By Joseph J. Ellis
Sunday, January 18, 2009
Out on what Gore Vidal once called "the book chat trail," I tend to get two unsolicited pieces of advice. The first is that I need to break free of my unrelenting focus on the American founding and move past that iconic aggregate often mythologized and capitalized as the Founding Fathers. The second is that I should also break out of my old-fashioned, indeed anachronistic, writing habits and discard my beloved collection of pens in favor of a laptop.
I have always been willing to listen to such advice. But thus far I have been unable to act on it. Instead, I have found myself mounting a spirited defense of my hopelessly stubborn prejudices, which have settled into my soul as cherished convictions.
Let's take my research and writing habits first. I have found, from experience, that I lack the skills and temperament to manage research assistants, so I do it all myself. Grinding my solitary way through the papers of, say, George Washington or John and Abigail Adams can become tedious, but the process forces me to decide what is central and what peripheral, what my own "take" should be. I also find little nuggets, or perhaps raisins in the dough of history, that no research assistant would deem worthy of mention, such as Washington's gentlemanly gesture toward Gen. Howe (whom he loathed) in arranging the return of Howe's dog, who got lost on the battlefield at Brandywine. Or the fact that Abigail wrote a letter to John between contractions of a stillborn child.
I write all my first drafts by hand -- not, however, with a quill pen -- because there seems to be some kind of symmetry between the muscular movement of my hand and the flow of ideas in my head. That symmetry gets destroyed by a keyboard, which becomes an alien intruder in the dialogue within myself. Lots of friends assure me that I could quickly make the transition to the laptop and enhance my productivity. I'm sure they're right, but my dirty little secret is that I want to prolong rather than shorten the writing process, since it is my only source of creative fulfillment.

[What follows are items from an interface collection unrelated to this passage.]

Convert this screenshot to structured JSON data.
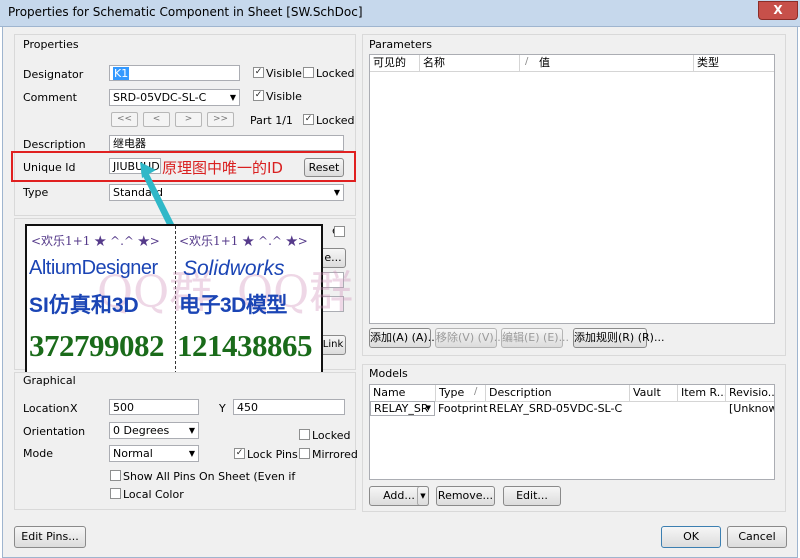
{
  "window": {
    "title": "Properties for Schematic Component in Sheet [SW.SchDoc]",
    "close": "X"
  },
  "properties": {
    "group_title": "Properties",
    "designator_label": "Designator",
    "designator_value": "K1",
    "comment_label": "Comment",
    "comment_value": "SRD-05VDC-SL-C",
    "visible_label": "Visible",
    "locked_label": "Locked",
    "nav": [
      "<<",
      "<",
      ">",
      ">>"
    ],
    "part_label": "Part 1/1",
    "description_label": "Description",
    "description_value": "继电器",
    "unique_id_label": "Unique Id",
    "unique_id_value": "JIUBUUDP",
    "reset_label": "Reset",
    "type_label": "Type",
    "type_value": "Standard",
    "annotation_text": "原理图中唯一的ID",
    "annotation_color": "#d92020",
    "highlight_color": "#e02020",
    "arrow_color": "#2fb8c8"
  },
  "overlay": {
    "left": {
      "tag": "<欢乐1+1 ★ ^.^ ★>",
      "line1": "AltiumDesigner",
      "line2": "SI仿真和3D",
      "number": "372799082",
      "watermark": "QQ群"
    },
    "right": {
      "tag": "<欢乐1+1 ★ ^.^ ★>",
      "line1": "Solidworks",
      "line2": "电子3D模型",
      "number": "121438865",
      "watermark": "QQ群"
    },
    "colors": {
      "blue": "#1b45b5",
      "green": "#1a6b1a",
      "tag": "#553a8a"
    }
  },
  "hidden_fragments": {
    "er": "er",
    "e": "e...",
    "link": "Link"
  },
  "graphical": {
    "group_title": "Graphical",
    "location_label": "Location",
    "x_label": "X",
    "x_value": "500",
    "y_label": "Y",
    "y_value": "450",
    "orientation_label": "Orientation",
    "orientation_value": "0 Degrees",
    "locked_label": "Locked",
    "mode_label": "Mode",
    "mode_value": "Normal",
    "lock_pins_label": "Lock Pins",
    "mirrored_label": "Mirrored",
    "show_all_pins_label": "Show All Pins On Sheet (Even if Hidde",
    "local_colors_label": "Local Color"
  },
  "parameters": {
    "group_title": "Parameters",
    "columns": [
      "可见的",
      "名称",
      "/",
      "值",
      "类型"
    ],
    "add_label": "添加(A) (A)...",
    "remove_label": "移除(V) (V)...",
    "edit_label": "编辑(E) (E)...",
    "add_rule_label": "添加规则(R) (R)..."
  },
  "models": {
    "group_title": "Models",
    "columns": [
      "Name",
      "Type",
      "/",
      "Description",
      "Vault",
      "Item R...",
      "Revisio..."
    ],
    "rows": [
      {
        "name": "RELAY_SR",
        "type": "Footprint",
        "description": "RELAY_SRD-05VDC-SL-C",
        "vault": "",
        "item": "",
        "revision": "[Unknowr"
      }
    ],
    "add_label": "Add...",
    "remove_label": "Remove...",
    "edit_label": "Edit..."
  },
  "footer": {
    "edit_pins_label": "Edit Pins...",
    "ok_label": "OK",
    "cancel_label": "Cancel"
  }
}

On my apparent obsession with the founding era, I have developed what might be called the Willie Sutton defense. Willie, you'll recall, was a lovable bank robber in the 1950s who kept getting caught and sent to the slammer. Reporters eventually asked him why, given his inevitable incarceration, he kept robbing banks. Willie responded, "Because that's where they keep the money."
The founding era, so I believe, is the Fort Knox of American history. To shift the metaphor, the founding is the Big Bang in the American political universe, the explosive moment at the creation that continues to radiate its energies to our time and beyond.
As I see it, when Barack Obama takes the oath of office, he will be collecting on a promissory note that Thomas Jefferson wrote in 1776 with the words "We hold these truths to be self-evident, that all men are created equal." The conversations we are currently having about the significance of our first African American president began back then. If history is, as they say, an argument without end, the essential terms of our argument as a people and a nation were framed in the founding era, and we are still living within that framework.
So when I get up each morning, drink my coffee while reading the op-eds in the newspaper, then retreat to my study, I feel blessed to return to those thrilling days of yesteryear. My Jack Russell lies in the chair across from my desk, and my young Labradoodle lies somewhat nervously at my feet. (He still has not figured out the routine.) My cat sits in the windowsill, looking out at the falling leaves, affecting only disdain for the dogs.
The task for the day is to explain to a generation accustomed to cell phones and text messages how differently distance was experienced back then, when it took eight months to send a letter from Paris to Boston. The correspondence between Abigail and John only reinforces my stodgy habits of mind, for it confirms that we will never know as much about contemporary couples, who write far more e-mails than letters, as we know about the founding generation, who had only ink.
That's all I have, too. It is why I continue to think that the pen is not only mightier than the sword, but also mightier than the laptop. I put pen to paper feeling that I have rejoined an 18th-century conversation in an appropriately 18th-century way. To paraphrase Patrick Henry, if this be treason against technology, let the Google aficionados make the most of it. What I write, including this little piece, will be transcribed by others. But that, as they say, is another story, one that happens after the writing and thinking and struggling have already occurred. ·